What needs to be done ▸ Find the word "such" in the listing below, then return every line it appears in.
*** Opening The data ***
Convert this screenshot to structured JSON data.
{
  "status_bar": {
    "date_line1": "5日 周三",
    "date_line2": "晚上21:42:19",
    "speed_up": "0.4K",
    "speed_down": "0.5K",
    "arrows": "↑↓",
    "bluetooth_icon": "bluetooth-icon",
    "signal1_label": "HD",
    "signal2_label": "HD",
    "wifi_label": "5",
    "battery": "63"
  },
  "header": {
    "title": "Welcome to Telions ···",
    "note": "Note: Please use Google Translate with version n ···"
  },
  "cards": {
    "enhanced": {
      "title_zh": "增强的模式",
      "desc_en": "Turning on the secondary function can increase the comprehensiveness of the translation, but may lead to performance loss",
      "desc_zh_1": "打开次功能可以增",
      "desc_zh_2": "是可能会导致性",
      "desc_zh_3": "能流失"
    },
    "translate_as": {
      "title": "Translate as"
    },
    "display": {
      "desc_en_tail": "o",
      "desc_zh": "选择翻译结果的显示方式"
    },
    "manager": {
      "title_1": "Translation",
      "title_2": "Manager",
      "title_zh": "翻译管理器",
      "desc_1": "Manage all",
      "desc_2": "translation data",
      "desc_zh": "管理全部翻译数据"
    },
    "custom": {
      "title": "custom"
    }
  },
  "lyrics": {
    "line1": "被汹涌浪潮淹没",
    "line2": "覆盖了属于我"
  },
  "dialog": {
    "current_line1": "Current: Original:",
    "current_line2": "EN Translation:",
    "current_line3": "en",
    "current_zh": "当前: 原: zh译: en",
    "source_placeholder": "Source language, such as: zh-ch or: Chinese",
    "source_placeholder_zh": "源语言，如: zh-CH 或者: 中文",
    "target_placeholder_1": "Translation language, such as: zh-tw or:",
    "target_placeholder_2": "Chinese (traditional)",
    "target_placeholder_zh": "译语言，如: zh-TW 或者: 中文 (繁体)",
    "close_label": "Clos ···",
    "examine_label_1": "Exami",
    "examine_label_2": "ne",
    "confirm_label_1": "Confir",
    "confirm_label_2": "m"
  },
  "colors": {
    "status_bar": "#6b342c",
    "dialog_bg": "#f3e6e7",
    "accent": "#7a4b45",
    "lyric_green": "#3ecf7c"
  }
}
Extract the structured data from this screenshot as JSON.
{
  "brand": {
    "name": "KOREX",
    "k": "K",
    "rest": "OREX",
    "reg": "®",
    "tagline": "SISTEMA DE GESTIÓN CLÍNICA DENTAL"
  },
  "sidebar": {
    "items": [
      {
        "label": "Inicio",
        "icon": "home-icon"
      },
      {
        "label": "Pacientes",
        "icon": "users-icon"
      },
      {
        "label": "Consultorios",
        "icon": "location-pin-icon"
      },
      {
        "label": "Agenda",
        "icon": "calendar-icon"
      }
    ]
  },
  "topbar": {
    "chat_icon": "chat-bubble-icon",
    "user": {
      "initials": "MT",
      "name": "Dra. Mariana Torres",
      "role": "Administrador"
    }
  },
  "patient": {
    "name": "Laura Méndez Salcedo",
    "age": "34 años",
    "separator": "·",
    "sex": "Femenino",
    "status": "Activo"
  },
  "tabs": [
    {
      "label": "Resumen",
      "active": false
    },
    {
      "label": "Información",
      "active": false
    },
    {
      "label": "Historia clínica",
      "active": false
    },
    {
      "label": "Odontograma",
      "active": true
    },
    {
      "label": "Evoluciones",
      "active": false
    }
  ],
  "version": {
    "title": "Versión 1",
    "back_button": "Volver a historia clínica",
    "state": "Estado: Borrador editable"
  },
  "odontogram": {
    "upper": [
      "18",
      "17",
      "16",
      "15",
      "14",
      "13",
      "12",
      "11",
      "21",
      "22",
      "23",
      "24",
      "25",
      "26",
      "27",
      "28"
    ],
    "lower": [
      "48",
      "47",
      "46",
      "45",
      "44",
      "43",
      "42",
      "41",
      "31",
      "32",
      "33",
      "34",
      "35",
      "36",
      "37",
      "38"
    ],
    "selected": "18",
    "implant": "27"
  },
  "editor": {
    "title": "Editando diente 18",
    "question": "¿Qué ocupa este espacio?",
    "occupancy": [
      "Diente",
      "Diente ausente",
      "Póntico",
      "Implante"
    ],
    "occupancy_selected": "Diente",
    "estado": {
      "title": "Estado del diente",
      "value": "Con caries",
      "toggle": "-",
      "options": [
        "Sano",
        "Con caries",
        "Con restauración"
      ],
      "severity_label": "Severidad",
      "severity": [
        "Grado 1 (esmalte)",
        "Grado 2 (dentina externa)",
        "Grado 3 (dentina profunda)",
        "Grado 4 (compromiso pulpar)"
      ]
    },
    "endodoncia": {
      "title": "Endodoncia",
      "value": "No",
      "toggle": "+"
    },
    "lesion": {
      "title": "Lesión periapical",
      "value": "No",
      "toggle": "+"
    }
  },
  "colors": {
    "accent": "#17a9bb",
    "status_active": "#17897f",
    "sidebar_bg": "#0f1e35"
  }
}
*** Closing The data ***
Answer below ▸
    "source_placeholder": "Source language, such as: zh-ch or: Chinese",
    "target_placeholder_1": "Translation language, such as: zh-tw or:",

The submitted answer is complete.